"In houses, doors are hung to offer privacy to the people inside, and you have to go around the door to get in. What is correct for the home is not [necessarily correct] for the office. In offices you have to maximize the energy coming in, and so the doors had to be hinged the right way to allow that in the office part of the house. We rearranged the furniture to be away from the doors."
Color also had a part to play in the Vaastu revamp of the man's home office. There was an excess of brown in the office, which Sheth explained is the color of the earth, and so, while appropriate in some places, is too settling a color for a dynamic office in which you want to do wheeling and dealing. Sheth painted the office ivory and lightened it up, while keeping the furniture brown to ensure a stable, protected environment.

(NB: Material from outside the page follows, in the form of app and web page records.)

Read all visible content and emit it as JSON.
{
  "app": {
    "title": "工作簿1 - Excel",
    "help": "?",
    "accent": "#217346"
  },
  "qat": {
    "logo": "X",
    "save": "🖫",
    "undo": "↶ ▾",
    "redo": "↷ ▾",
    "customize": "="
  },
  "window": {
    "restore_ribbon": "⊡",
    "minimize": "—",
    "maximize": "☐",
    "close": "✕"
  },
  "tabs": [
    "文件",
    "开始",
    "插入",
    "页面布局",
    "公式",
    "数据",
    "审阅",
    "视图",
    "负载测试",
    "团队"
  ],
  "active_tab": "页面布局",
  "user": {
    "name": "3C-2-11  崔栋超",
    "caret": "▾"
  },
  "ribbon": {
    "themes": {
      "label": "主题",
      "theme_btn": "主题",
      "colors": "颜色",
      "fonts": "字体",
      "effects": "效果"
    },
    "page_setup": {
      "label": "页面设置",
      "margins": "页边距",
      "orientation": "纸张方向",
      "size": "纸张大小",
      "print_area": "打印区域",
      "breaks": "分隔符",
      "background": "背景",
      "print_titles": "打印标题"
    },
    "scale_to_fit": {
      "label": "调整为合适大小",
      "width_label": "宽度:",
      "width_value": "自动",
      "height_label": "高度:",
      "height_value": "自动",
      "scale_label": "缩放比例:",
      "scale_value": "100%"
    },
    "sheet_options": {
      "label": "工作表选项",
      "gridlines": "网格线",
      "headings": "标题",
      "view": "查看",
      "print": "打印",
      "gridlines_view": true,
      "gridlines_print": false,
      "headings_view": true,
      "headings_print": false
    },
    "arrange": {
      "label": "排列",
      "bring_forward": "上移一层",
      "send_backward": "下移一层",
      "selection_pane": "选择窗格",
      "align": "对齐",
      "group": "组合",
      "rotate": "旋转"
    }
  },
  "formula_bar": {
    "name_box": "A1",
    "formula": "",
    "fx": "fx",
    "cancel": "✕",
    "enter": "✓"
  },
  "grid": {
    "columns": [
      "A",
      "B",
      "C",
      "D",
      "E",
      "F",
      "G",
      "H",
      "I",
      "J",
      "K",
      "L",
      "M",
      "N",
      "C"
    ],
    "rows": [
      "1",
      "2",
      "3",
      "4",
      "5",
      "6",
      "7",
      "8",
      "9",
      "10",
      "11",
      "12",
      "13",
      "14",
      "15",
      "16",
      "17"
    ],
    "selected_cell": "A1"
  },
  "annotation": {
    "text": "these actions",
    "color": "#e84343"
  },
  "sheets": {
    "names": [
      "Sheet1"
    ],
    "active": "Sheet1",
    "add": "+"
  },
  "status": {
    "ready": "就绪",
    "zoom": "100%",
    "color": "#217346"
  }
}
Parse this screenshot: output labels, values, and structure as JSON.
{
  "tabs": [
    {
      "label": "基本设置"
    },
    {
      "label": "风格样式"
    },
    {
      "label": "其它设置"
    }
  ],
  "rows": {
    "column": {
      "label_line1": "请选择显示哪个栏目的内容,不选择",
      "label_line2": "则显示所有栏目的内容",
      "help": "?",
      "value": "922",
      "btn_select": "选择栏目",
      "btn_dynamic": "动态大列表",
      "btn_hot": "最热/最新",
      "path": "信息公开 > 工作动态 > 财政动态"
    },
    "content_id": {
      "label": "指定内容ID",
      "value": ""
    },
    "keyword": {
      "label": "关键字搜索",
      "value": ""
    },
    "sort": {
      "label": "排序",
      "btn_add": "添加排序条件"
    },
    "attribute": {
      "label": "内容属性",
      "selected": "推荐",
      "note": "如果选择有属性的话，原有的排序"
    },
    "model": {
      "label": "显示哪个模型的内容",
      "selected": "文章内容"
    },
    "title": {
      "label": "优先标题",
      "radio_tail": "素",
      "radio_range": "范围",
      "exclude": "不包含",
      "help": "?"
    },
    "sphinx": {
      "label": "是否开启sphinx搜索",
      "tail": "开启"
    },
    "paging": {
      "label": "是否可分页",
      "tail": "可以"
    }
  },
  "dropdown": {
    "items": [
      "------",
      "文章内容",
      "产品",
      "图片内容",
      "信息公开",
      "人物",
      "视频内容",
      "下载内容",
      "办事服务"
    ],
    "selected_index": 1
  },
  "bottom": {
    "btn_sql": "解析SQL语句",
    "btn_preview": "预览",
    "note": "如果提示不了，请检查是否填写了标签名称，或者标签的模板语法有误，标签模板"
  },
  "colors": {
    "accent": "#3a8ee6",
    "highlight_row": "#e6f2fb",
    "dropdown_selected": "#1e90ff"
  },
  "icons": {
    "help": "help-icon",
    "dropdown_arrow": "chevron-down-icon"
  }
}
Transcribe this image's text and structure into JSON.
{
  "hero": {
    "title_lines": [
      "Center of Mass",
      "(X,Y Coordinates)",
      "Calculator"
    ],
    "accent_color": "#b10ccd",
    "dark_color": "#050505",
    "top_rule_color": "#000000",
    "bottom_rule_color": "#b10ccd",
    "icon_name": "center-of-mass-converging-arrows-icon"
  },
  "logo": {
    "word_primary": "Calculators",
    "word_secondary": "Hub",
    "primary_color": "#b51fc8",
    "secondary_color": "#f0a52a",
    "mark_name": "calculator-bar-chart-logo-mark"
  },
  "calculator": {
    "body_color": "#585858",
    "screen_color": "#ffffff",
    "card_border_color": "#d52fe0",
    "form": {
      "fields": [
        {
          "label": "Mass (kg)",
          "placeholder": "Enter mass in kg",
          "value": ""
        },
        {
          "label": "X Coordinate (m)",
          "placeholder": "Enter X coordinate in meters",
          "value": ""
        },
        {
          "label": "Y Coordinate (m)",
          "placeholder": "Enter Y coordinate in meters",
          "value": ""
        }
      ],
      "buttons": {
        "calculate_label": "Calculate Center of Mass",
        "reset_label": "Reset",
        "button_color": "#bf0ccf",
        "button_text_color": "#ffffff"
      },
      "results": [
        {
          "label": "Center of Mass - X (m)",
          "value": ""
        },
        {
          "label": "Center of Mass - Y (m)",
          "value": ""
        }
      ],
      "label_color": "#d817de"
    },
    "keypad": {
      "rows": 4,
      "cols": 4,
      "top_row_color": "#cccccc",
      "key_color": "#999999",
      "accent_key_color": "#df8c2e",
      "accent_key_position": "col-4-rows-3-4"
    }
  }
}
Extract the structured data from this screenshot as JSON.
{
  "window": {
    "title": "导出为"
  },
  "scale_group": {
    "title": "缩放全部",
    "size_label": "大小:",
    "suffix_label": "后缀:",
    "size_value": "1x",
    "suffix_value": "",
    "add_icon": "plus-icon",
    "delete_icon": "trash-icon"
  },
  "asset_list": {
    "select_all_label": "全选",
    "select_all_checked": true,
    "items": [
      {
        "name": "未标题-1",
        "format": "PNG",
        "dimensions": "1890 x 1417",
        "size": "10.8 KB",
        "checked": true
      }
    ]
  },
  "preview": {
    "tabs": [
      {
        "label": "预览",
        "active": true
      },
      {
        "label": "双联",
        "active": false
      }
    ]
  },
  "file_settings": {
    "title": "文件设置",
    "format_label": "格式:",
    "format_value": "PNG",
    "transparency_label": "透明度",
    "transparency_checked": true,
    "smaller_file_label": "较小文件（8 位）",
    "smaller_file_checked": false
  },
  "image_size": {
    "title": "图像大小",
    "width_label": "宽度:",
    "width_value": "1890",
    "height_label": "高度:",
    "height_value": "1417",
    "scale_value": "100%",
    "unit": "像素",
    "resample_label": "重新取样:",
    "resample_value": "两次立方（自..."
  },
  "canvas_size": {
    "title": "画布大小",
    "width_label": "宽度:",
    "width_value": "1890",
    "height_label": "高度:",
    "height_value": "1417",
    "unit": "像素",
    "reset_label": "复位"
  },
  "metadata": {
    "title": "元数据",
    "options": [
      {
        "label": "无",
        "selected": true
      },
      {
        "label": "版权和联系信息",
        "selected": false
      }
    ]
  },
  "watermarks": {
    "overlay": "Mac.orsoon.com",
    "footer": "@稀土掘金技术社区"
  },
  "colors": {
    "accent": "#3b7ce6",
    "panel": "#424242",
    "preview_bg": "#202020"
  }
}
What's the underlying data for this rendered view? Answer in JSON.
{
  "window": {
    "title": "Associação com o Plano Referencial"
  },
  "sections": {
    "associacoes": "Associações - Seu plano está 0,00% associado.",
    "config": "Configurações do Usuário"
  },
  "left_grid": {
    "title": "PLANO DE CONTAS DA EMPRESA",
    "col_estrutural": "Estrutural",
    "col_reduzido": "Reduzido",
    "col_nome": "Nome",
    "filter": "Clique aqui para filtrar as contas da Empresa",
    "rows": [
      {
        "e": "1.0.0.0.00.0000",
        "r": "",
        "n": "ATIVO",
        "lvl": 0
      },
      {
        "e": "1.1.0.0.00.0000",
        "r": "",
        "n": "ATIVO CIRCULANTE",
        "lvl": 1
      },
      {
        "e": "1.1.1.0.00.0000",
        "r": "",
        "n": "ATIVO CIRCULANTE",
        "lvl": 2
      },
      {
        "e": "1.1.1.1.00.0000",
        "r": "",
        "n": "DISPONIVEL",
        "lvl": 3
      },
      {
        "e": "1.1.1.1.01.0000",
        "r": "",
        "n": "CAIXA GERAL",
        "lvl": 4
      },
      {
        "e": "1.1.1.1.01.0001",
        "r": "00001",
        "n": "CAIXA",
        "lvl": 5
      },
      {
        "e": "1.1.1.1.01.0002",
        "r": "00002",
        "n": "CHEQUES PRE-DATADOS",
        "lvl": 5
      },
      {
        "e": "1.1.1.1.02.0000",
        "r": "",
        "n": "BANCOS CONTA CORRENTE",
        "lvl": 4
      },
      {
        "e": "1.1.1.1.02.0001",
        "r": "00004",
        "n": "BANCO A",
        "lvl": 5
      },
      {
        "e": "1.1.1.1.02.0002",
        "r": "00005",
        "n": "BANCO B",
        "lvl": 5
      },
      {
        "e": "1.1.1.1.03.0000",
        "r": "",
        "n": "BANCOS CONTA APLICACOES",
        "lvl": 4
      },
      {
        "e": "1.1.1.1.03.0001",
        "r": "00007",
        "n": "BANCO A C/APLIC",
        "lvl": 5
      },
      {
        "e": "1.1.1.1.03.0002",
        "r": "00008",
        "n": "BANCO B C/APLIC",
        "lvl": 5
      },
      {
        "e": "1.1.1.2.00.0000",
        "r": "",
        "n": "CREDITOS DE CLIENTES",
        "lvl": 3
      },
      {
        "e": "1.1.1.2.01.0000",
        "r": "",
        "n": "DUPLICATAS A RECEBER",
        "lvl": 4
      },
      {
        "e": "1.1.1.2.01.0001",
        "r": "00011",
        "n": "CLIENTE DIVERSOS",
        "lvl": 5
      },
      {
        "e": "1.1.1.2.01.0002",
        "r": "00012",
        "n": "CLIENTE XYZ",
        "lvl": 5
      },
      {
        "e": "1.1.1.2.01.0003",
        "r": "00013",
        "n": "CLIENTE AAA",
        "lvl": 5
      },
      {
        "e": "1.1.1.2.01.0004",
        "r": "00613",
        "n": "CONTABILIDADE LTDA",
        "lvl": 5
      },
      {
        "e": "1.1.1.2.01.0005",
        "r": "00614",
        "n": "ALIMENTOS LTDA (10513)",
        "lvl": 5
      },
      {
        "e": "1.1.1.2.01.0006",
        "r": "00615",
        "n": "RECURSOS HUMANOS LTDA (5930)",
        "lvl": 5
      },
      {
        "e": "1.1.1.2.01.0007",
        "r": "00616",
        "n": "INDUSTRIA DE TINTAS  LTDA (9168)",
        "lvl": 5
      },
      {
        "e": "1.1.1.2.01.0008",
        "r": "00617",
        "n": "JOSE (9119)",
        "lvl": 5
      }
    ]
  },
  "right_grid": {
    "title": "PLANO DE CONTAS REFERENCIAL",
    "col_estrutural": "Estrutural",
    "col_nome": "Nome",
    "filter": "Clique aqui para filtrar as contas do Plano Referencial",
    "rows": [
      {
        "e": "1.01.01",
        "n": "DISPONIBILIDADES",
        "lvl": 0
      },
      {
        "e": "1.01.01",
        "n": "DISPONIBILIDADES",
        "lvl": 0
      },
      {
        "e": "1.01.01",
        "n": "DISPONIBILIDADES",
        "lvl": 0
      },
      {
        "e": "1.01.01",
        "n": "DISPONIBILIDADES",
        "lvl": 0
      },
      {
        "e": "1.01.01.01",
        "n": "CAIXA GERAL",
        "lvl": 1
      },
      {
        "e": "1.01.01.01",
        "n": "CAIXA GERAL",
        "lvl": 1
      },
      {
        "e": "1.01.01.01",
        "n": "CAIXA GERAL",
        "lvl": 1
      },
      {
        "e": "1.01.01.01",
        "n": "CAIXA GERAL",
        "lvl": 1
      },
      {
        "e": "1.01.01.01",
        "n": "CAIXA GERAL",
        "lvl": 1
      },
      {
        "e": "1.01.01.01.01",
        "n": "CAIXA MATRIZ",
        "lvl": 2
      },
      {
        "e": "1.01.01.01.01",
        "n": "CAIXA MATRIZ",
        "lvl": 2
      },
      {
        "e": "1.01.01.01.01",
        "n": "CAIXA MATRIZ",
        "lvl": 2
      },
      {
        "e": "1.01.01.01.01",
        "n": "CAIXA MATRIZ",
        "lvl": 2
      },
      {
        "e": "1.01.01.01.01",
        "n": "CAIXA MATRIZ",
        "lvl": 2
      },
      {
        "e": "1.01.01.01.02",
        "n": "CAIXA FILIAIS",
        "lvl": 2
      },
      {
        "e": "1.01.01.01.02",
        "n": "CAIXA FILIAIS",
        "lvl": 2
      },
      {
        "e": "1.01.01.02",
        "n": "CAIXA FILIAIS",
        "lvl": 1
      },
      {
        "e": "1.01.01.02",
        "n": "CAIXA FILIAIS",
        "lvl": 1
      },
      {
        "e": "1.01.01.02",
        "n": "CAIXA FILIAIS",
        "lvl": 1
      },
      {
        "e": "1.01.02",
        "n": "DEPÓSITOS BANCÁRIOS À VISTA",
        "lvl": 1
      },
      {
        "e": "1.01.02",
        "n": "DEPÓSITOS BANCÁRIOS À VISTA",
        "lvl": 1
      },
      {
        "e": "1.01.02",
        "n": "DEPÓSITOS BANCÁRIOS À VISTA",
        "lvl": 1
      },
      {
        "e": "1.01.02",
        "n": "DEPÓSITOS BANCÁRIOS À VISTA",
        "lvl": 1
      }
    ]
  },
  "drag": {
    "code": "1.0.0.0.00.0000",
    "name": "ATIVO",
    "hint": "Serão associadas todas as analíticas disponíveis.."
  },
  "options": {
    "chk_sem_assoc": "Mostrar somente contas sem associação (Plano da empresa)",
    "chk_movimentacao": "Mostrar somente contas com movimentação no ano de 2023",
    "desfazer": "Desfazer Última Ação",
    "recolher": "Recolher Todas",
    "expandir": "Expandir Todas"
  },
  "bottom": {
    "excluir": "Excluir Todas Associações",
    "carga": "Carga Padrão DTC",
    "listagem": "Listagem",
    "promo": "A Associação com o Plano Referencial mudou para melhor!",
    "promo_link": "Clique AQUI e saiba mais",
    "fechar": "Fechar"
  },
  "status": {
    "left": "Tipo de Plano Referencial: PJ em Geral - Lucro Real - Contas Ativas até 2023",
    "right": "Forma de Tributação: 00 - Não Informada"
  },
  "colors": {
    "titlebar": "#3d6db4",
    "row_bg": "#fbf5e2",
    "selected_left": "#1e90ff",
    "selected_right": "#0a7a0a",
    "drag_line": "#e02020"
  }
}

"There is no good or bad color; it is only if colors are used in excess that there are negative connotations" explained Sheth.
Mirrors however can cause greater problems if used in the wrong way or cut too small.
"Behind their bed was a large section of mirrored tiles, which, on my prompting, they wallpapered over. You shouldn't have too many mirrors in the bedroom, and definitely not tiles. Mirrors are active by nature. When you sleep, you draw the curtains, shut the door and curl up to make the space smaller; mirrors expand space and make it larger. Too much space and it is not easy to sleep. With mirrored tiles your image is fragmented. You should not see yourself fragmented, but whole."
Sheth did not just apply general rules of Vaastu to the couple's home; she also looked at their birthcharts to work out their "personal direction." Personal directions are worked out according to astrology, and are looked at in conjunction with general rules and directions.
One last measure that Sheth took in the man's home office was to rearrange the furniture to have a solid wall behind his desk instead of a window so that he felt supported. So what was the end result of all these changes?
"Within two to three months, the husband felt more confident, optimistic, and strong," Sheth said. "As he is now coming from a position of strength, he made good decisions and negotiated better, and so his business improved. As his insecurities went away, the relationship also improved."
The case study above shows that, as with most things, energy plays a crucial part in achieving a happy home. Sheth explains Vaastu thus: "When their property is properly aligned, people enjoy good lives. I call it going with the flow. If you want to swim in the sea, it is best to go with the tide because you are supported. Swim against the tide, and you will be struggling. Similarly, when their property is correctly aligned within its environment, people are supported."
The answer seems to be to make friends with your home, and your house could very well love you back in the shape of prosperity, health, and happiness.
SOME TIPS TO HELP VAASTU YOUR HOME